#### DATA FOR THE TASK
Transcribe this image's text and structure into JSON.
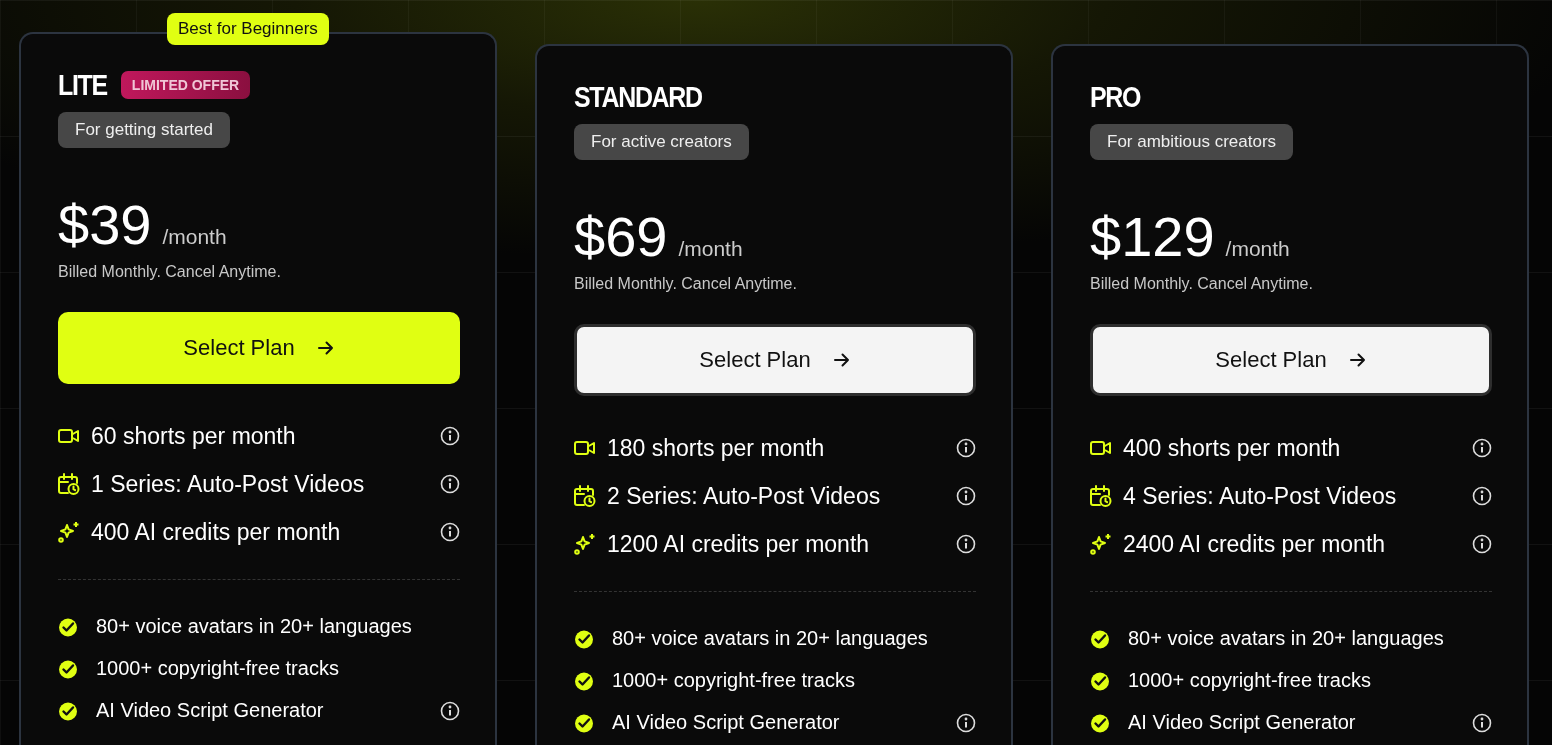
{
  "plans": [
    {
      "name": "LITE",
      "featured": true,
      "ribbon": "Best for Beginners",
      "badge": "LIMITED OFFER",
      "tagline": "For getting started",
      "price": "$39",
      "period": "/month",
      "billing": "Billed Monthly. Cancel Anytime.",
      "button": {
        "label": "Select Plan",
        "highlighted": true
      },
      "features": [
        {
          "kind": "video",
          "text": "60 shorts per month",
          "info": true
        },
        {
          "kind": "calendar",
          "text": "1 Series: Auto-Post Videos",
          "info": true
        },
        {
          "kind": "sparkle",
          "text": "400 AI credits per month",
          "info": true
        }
      ],
      "perks": [
        {
          "text": "80+ voice avatars in 20+ languages",
          "info": false
        },
        {
          "text": "1000+ copyright-free tracks",
          "info": false
        },
        {
          "text": "AI Video Script Generator",
          "info": true
        }
      ]
    },
    {
      "name": "STANDARD",
      "featured": false,
      "tagline": "For active creators",
      "price": "$69",
      "period": "/month",
      "billing": "Billed Monthly. Cancel Anytime.",
      "button": {
        "label": "Select Plan",
        "highlighted": false
      },
      "features": [
        {
          "kind": "video",
          "text": "180 shorts per month",
          "info": true
        },
        {
          "kind": "calendar",
          "text": "2 Series: Auto-Post Videos",
          "info": true
        },
        {
          "kind": "sparkle",
          "text": "1200 AI credits per month",
          "info": true
        }
      ],
      "perks": [
        {
          "text": "80+ voice avatars in 20+ languages",
          "info": false
        },
        {
          "text": "1000+ copyright-free tracks",
          "info": false
        },
        {
          "text": "AI Video Script Generator",
          "info": true
        }
      ]
    },
    {
      "name": "PRO",
      "featured": false,
      "tagline": "For ambitious creators",
      "price": "$129",
      "period": "/month",
      "billing": "Billed Monthly. Cancel Anytime.",
      "button": {
        "label": "Select Plan",
        "highlighted": false
      },
      "features": [
        {
          "kind": "video",
          "text": "400 shorts per month",
          "info": true
        },
        {
          "kind": "calendar",
          "text": "4 Series: Auto-Post Videos",
          "info": true
        },
        {
          "kind": "sparkle",
          "text": "2400 AI credits per month",
          "info": true
        }
      ],
      "perks": [
        {
          "text": "80+ voice avatars in 20+ languages",
          "info": false
        },
        {
          "text": "1000+ copyright-free tracks",
          "info": false
        },
        {
          "text": "AI Video Script Generator",
          "info": true
        }
      ]
    }
  ]
}
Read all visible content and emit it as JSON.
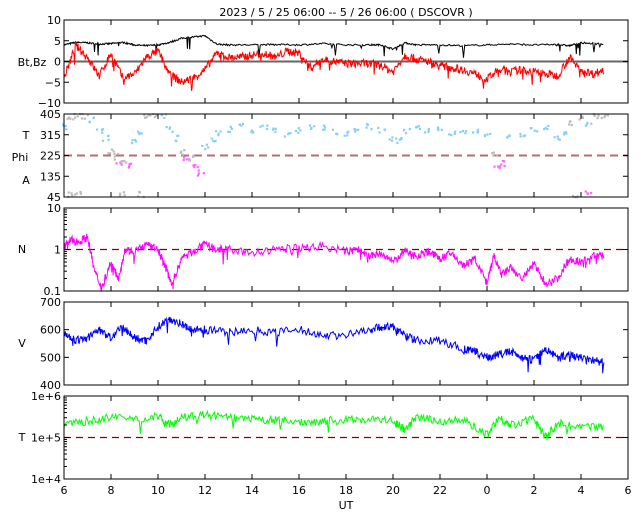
{
  "title": "2023 /  5 / 25   06:00 --  5 / 26   06:00 ( DSCOVR )",
  "chart_data": [
    {
      "type": "line",
      "panel_label": "Bt,Bz",
      "ylim": [
        -10,
        10
      ],
      "yticks": [
        "10",
        "5",
        "0",
        "−5",
        "−10"
      ],
      "ytick_values": [
        10,
        5,
        0,
        -5,
        -10
      ],
      "reference_line": 0,
      "series": [
        {
          "name": "Bt",
          "color": "#000000",
          "x": [
            6,
            6.5,
            7,
            7.5,
            8,
            8.5,
            9,
            9.5,
            10,
            10.5,
            11,
            11.5,
            12,
            12.5,
            13,
            14,
            15,
            16,
            17,
            18,
            19,
            19.5,
            20,
            20.5,
            21,
            22,
            23,
            24,
            25,
            26,
            27,
            27.5,
            28,
            29
          ],
          "values": [
            4,
            4.6,
            4.5,
            4.2,
            4.3,
            4.6,
            4,
            3.8,
            4,
            4.6,
            5.6,
            5.9,
            6.2,
            4.2,
            4,
            4,
            4.1,
            4,
            4.3,
            4,
            4,
            4,
            3,
            4.5,
            4,
            4,
            3.8,
            4,
            4.2,
            4,
            4.1,
            3.8,
            4.5,
            4.2
          ]
        },
        {
          "name": "Bz",
          "color": "#ff0000",
          "x": [
            6,
            6.5,
            7,
            7.5,
            8,
            8.5,
            9,
            9.5,
            10,
            10.5,
            11,
            11.5,
            12,
            12.5,
            13,
            13.5,
            14,
            14.5,
            15,
            15.5,
            16,
            16.5,
            17,
            17.5,
            18,
            18.5,
            19,
            19.5,
            20,
            20.5,
            21,
            21.5,
            22,
            22.5,
            23,
            23.5,
            24,
            24.5,
            25,
            25.5,
            26,
            26.5,
            27,
            27.5,
            28,
            28.5,
            29
          ],
          "values": [
            -4,
            3.8,
            1,
            -3.5,
            2,
            -4,
            -3,
            1,
            2.5,
            -3,
            -5,
            -4,
            -2,
            2,
            1,
            1,
            1.5,
            2,
            1,
            2.5,
            2,
            -1.5,
            0.5,
            0,
            -0.5,
            -0.5,
            -0.5,
            -1,
            -2.5,
            1.5,
            0.5,
            0,
            -1,
            -1.5,
            -2,
            -3,
            -4.2,
            -2,
            -2.5,
            -2,
            -2.5,
            -3,
            -3.5,
            1,
            -2,
            -3,
            -2
          ]
        }
      ]
    },
    {
      "type": "scatter",
      "panel_label": [
        "T",
        "Phi",
        "A"
      ],
      "ylim": [
        45,
        405
      ],
      "yticks": [
        "405",
        "315",
        "225",
        "135",
        "45"
      ],
      "ytick_values": [
        405,
        315,
        225,
        135,
        45
      ],
      "reference_line": 225,
      "colors": {
        "T": "#87cefa",
        "A": "#ff66ff",
        "other": "#bbbbbb"
      },
      "points": [
        [
          6.1,
          350,
          "T"
        ],
        [
          6.3,
          390,
          "other"
        ],
        [
          6.6,
          400,
          "other"
        ],
        [
          6.9,
          395,
          "other"
        ],
        [
          7.2,
          380,
          "T"
        ],
        [
          7.5,
          330,
          "T"
        ],
        [
          7.8,
          300,
          "T"
        ],
        [
          8.0,
          240,
          "other"
        ],
        [
          8.2,
          220,
          "other"
        ],
        [
          8.3,
          185,
          "A"
        ],
        [
          8.5,
          205,
          "other"
        ],
        [
          8.8,
          185,
          "A"
        ],
        [
          9.0,
          290,
          "T"
        ],
        [
          9.3,
          320,
          "T"
        ],
        [
          9.5,
          390,
          "other"
        ],
        [
          9.8,
          400,
          "other"
        ],
        [
          10.2,
          395,
          "T"
        ],
        [
          10.5,
          340,
          "T"
        ],
        [
          10.8,
          300,
          "T"
        ],
        [
          11.0,
          240,
          "other"
        ],
        [
          11.2,
          205,
          "A"
        ],
        [
          11.4,
          215,
          "other"
        ],
        [
          11.6,
          180,
          "A"
        ],
        [
          11.8,
          150,
          "A"
        ],
        [
          12.0,
          260,
          "T"
        ],
        [
          12.3,
          290,
          "T"
        ],
        [
          12.6,
          320,
          "T"
        ],
        [
          13.0,
          340,
          "T"
        ],
        [
          13.5,
          355,
          "T"
        ],
        [
          14.0,
          330,
          "T"
        ],
        [
          14.5,
          345,
          "T"
        ],
        [
          15.0,
          330,
          "T"
        ],
        [
          15.5,
          320,
          "T"
        ],
        [
          16.0,
          335,
          "T"
        ],
        [
          16.5,
          350,
          "T"
        ],
        [
          17.0,
          345,
          "T"
        ],
        [
          17.5,
          325,
          "T"
        ],
        [
          18.0,
          320,
          "T"
        ],
        [
          18.5,
          340,
          "T"
        ],
        [
          19.0,
          350,
          "T"
        ],
        [
          19.5,
          335,
          "T"
        ],
        [
          20.0,
          300,
          "T"
        ],
        [
          20.3,
          290,
          "T"
        ],
        [
          20.6,
          330,
          "T"
        ],
        [
          21.0,
          345,
          "T"
        ],
        [
          21.5,
          330,
          "T"
        ],
        [
          22.0,
          340,
          "T"
        ],
        [
          22.5,
          320,
          "T"
        ],
        [
          23.0,
          330,
          "T"
        ],
        [
          23.5,
          335,
          "T"
        ],
        [
          24.0,
          320,
          "T"
        ],
        [
          24.3,
          230,
          "other"
        ],
        [
          24.4,
          170,
          "A"
        ],
        [
          24.6,
          190,
          "A"
        ],
        [
          25.0,
          300,
          "T"
        ],
        [
          25.5,
          320,
          "T"
        ],
        [
          26.0,
          340,
          "T"
        ],
        [
          26.5,
          350,
          "T"
        ],
        [
          27.0,
          300,
          "T"
        ],
        [
          27.3,
          320,
          "T"
        ],
        [
          27.6,
          370,
          "other"
        ],
        [
          28.0,
          390,
          "other"
        ],
        [
          28.3,
          360,
          "T"
        ],
        [
          28.6,
          400,
          "other"
        ],
        [
          29.0,
          395,
          "other"
        ],
        [
          6.3,
          55,
          "other"
        ],
        [
          6.6,
          55,
          "other"
        ],
        [
          8.5,
          55,
          "other"
        ],
        [
          9.3,
          55,
          "other"
        ],
        [
          28.3,
          60,
          "A"
        ],
        [
          27.8,
          50,
          "other"
        ]
      ]
    },
    {
      "type": "line",
      "panel_label": "N",
      "scale": "log",
      "ylim": [
        0.1,
        10
      ],
      "yticks": [
        "10",
        "1",
        "0.1"
      ],
      "ytick_values": [
        10,
        1,
        0.1
      ],
      "reference_line": 1,
      "series": [
        {
          "name": "N",
          "color": "#ff00ff",
          "x": [
            6,
            6.3,
            6.6,
            7,
            7.3,
            7.6,
            8,
            8.3,
            8.6,
            9,
            9.5,
            10,
            10.3,
            10.6,
            11,
            11.5,
            12,
            12.5,
            13,
            14,
            15,
            16,
            17,
            18,
            18.5,
            19,
            19.5,
            20,
            20.5,
            21,
            21.5,
            22,
            22.5,
            23,
            23.5,
            24,
            24.3,
            24.6,
            25,
            25.5,
            26,
            26.5,
            27,
            27.5,
            28,
            28.5,
            29
          ],
          "values": [
            1.2,
            1.7,
            1.5,
            2,
            0.3,
            0.12,
            0.5,
            0.2,
            1,
            0.9,
            1.3,
            1,
            0.4,
            0.15,
            0.6,
            0.9,
            1.3,
            1,
            1,
            0.8,
            1,
            1.1,
            1.2,
            0.9,
            1,
            0.7,
            0.8,
            0.5,
            0.9,
            0.7,
            0.9,
            0.6,
            0.8,
            0.4,
            0.6,
            0.15,
            0.7,
            0.25,
            0.35,
            0.2,
            0.45,
            0.15,
            0.2,
            0.6,
            0.5,
            0.7,
            0.7
          ]
        }
      ]
    },
    {
      "type": "line",
      "panel_label": "V",
      "ylim": [
        400,
        700
      ],
      "yticks": [
        "700",
        "600",
        "500",
        "400"
      ],
      "ytick_values": [
        700,
        600,
        500,
        400
      ],
      "series": [
        {
          "name": "V",
          "color": "#0000ff",
          "x": [
            6,
            6.5,
            7,
            7.5,
            8,
            8.5,
            9,
            9.5,
            10,
            10.5,
            11,
            11.5,
            12,
            13,
            14,
            15,
            16,
            17,
            18,
            19,
            19.5,
            20,
            20.5,
            21,
            22,
            23,
            23.5,
            24,
            24.5,
            25,
            25.5,
            26,
            26.5,
            27,
            27.5,
            28,
            28.5,
            29
          ],
          "values": [
            590,
            560,
            570,
            600,
            570,
            610,
            570,
            560,
            610,
            640,
            620,
            600,
            600,
            590,
            600,
            590,
            600,
            580,
            580,
            600,
            610,
            610,
            580,
            560,
            560,
            530,
            520,
            500,
            510,
            520,
            500,
            490,
            530,
            500,
            510,
            500,
            490,
            480
          ]
        }
      ]
    },
    {
      "type": "line",
      "panel_label": "T",
      "scale": "log",
      "ylim": [
        10000,
        1000000
      ],
      "yticks": [
        "1e+6",
        "1e+5",
        "1e+4"
      ],
      "ytick_values": [
        1000000,
        100000,
        10000
      ],
      "reference_line": 100000,
      "series": [
        {
          "name": "T",
          "color": "#00ff00",
          "x": [
            6,
            7,
            8,
            9,
            10,
            10.5,
            11,
            12,
            13,
            14,
            15,
            16,
            17,
            18,
            19,
            20,
            20.5,
            21,
            22,
            23,
            24,
            24.5,
            25,
            26,
            26.5,
            27,
            28,
            29
          ],
          "values": [
            200000,
            250000,
            300000,
            280000,
            320000,
            200000,
            300000,
            350000,
            300000,
            270000,
            260000,
            230000,
            250000,
            260000,
            280000,
            250000,
            150000,
            300000,
            250000,
            260000,
            120000,
            300000,
            200000,
            280000,
            100000,
            220000,
            180000,
            180000
          ]
        }
      ]
    }
  ],
  "xaxis": {
    "label": "UT",
    "xlim": [
      6,
      30
    ],
    "tick_values": [
      6,
      8,
      10,
      12,
      14,
      16,
      18,
      20,
      22,
      24,
      26,
      28,
      30
    ],
    "tick_labels": [
      "6",
      "8",
      "10",
      "12",
      "14",
      "16",
      "18",
      "20",
      "22",
      "0",
      "2",
      "4",
      "6"
    ]
  }
}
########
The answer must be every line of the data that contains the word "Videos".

[ANSWER SPACE]
          "text": "1 Series: Auto-Post Videos",
          "text": "2 Series: Auto-Post Videos",
          "text": "4 Series: Auto-Post Videos",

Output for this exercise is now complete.